The South Korean government has cracked down on defector groups who use balloons to send contraband and anti-Kim leaflets into North Korea.
One veteran journalist at the Chosun Ilbo, a major South Korean newspaper, was last month denied access by the South Korean government to cover a round of negotiations with North Korea because he was a defector.
An official at the newspaper referred to an editorial saying the ban on the journalist was part of the government’s censorship and maltreatment of defectors for the sake of the inter-Korean thaw.
The Unification Ministry said the ban was “inevitable” to ensure smooth talks, and it would make efforts to create conditions for defectors to resettle better. Minister Cho Myoung-gon has said he would make the same decision if the situation recurs.
And Choi Sung-guk, a defector who now draws cartoons about the life in North Korea, said he was asked to leave a radio show at TBS, a Seoul City-owned network supportive of the Moon administration, less than five minutes after criticising Kim.
“They asked how I felt about Kim coming to the South, and I said we should not be deceived by him because I don’t think he has changed,” Choi said.
“But then my air-time was suddenly cut to one first sentence from what would have been a regular one hour otherwise.”
An official at TBS said Cho was not replaced because of his remarks but the network’s decision to air “better content”.
Under Kim, North Korea has been accused of widespread human rights abuses, including public executions, torture and prison camps where the United Nations estimate up to 120,000 people are held. Defectors risked their lives to cross the border in a journey that may entail persecution and slave labour, if caught and repatriated.
Pyongyang rejects those allegations.
“The Moon administration is even, unfortunately, cutting support for these marginalized groups and even trying to censor their voices,” said Alex Gladstein, chief strategy officer at the New York-based Human Rights Foundation, who met dozens of defectors during a visit to Seoul last month.
Controversy over the fate of 12 North Korean waitresses, several of whom say they were tricked by South Korean intelligence into defecting and now want to return home, has made some in the refugee community concerned about being forced to return to North Korea.

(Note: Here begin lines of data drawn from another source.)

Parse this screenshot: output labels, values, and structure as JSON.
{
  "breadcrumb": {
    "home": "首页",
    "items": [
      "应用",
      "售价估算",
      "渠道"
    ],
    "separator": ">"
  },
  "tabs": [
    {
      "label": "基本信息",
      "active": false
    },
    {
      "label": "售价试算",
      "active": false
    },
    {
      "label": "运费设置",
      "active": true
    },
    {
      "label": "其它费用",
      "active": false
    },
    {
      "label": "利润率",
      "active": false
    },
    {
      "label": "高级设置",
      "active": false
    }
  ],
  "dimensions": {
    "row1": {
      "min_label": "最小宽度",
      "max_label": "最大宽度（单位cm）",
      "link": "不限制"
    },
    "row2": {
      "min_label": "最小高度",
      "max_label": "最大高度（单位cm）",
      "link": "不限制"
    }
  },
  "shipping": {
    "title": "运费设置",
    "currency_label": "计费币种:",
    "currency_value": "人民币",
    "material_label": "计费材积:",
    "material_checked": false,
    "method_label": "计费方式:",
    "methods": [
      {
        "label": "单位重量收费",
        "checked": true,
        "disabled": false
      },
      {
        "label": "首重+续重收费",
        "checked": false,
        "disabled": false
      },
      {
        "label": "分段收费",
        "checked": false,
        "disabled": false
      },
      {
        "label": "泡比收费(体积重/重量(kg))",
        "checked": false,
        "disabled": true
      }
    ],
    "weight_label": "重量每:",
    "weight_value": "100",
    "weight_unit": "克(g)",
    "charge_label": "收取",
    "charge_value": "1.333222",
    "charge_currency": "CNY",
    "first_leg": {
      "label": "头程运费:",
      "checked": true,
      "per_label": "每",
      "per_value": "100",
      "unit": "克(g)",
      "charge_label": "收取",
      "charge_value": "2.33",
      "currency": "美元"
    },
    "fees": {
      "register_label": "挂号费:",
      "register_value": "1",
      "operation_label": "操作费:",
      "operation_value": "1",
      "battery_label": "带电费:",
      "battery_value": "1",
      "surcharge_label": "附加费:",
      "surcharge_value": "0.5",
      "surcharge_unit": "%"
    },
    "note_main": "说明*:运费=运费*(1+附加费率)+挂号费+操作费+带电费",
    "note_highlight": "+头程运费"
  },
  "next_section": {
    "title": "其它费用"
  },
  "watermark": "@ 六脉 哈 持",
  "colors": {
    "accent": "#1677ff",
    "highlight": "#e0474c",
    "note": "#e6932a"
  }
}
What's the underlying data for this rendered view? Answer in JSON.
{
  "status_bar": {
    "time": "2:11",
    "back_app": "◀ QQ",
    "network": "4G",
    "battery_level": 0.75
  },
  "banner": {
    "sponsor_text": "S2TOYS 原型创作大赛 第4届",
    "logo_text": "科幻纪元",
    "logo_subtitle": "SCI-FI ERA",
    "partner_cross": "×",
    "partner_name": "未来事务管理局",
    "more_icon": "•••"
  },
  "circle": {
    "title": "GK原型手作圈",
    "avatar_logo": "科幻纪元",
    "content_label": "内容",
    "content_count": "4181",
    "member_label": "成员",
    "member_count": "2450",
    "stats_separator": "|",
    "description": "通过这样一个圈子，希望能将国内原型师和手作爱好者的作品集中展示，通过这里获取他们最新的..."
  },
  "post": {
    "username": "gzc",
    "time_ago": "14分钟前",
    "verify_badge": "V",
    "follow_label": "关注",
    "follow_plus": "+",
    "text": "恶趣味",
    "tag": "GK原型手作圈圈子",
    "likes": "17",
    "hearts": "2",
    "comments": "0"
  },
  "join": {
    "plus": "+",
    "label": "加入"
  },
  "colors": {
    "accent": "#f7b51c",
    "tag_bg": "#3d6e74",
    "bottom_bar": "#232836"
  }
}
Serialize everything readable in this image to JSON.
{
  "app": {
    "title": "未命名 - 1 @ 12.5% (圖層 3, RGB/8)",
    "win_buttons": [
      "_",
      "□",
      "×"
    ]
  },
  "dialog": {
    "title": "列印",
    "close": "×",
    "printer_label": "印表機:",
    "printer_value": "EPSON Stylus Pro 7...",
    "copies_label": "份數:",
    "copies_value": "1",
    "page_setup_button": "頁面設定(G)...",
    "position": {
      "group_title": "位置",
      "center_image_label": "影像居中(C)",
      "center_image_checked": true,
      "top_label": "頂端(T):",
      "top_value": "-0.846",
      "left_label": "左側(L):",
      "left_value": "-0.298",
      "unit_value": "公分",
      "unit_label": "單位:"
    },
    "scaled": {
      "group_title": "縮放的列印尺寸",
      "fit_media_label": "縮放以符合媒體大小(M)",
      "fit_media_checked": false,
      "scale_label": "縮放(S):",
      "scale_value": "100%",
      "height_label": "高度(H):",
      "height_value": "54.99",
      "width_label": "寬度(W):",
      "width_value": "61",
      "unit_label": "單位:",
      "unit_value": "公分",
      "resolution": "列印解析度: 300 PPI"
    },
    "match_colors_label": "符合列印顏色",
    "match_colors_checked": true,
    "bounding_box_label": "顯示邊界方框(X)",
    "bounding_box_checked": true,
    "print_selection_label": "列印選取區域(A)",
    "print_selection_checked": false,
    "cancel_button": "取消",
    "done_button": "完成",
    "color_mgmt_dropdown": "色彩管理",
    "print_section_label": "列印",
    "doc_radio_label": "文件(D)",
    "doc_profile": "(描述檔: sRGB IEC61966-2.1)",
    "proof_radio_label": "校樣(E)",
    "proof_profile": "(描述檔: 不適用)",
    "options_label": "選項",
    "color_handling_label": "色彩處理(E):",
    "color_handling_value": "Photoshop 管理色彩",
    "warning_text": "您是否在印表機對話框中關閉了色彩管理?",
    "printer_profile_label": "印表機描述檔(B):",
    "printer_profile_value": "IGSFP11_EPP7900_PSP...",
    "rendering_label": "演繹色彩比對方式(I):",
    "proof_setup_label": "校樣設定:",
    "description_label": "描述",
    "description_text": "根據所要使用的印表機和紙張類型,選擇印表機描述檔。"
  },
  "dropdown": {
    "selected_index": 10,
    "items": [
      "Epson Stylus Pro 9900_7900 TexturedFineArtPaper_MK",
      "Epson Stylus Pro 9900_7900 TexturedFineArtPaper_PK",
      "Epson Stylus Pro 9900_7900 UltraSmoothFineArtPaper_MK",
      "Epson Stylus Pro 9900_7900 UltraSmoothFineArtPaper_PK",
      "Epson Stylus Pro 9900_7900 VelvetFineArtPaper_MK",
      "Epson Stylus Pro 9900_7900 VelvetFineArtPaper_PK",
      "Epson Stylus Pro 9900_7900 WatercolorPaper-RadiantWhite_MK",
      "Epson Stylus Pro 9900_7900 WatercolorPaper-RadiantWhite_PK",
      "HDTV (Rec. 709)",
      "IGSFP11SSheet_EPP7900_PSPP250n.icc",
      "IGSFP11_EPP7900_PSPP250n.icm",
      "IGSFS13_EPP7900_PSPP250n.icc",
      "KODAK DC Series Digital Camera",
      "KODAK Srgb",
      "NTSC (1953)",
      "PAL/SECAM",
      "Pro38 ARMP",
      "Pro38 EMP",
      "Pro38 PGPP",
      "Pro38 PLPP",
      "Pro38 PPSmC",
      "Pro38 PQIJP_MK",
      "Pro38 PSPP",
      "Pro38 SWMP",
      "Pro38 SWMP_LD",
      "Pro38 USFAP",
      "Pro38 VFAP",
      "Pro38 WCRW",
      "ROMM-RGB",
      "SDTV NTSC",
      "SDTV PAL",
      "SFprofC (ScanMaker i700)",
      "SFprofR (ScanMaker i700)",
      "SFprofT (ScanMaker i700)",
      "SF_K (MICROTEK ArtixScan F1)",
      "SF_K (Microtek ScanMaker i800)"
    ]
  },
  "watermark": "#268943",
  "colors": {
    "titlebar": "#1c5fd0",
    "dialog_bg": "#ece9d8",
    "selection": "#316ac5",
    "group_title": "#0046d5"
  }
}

Seoul’s Unification Ministry has said the defection was voluntary, but said later it would consider returning them if the waitresses want, in what would be an unprecedented move.
South Koreans, including defectors, must seek government approval to visit the North. Some defectors have sneaked in via China and appeared on North Korean TV to criticise the South.
Another defector, Heo Seong-il, sought asylum in the United States in August, after facing years of what he says was harassment by the South Korean government, including a three-year jail term on espionage charges he says were false.
There was no immediate comment from the National Intelligence Service.
Heo hoped for a better life after Moon was sworn in, only to realise things could get worse for defectors as the president pushed for peace with the North.
“When I was in the North, the South was my emotional support, and I didn’t know it is a country where the government… can completely ignore a citizen’s life,” Heo, 36, told Reuters from the United States.
“I would rather live like a hobo here. I don’t see a future in South Korea.”
(Editing by Josh Smith and Lincoln Feast.)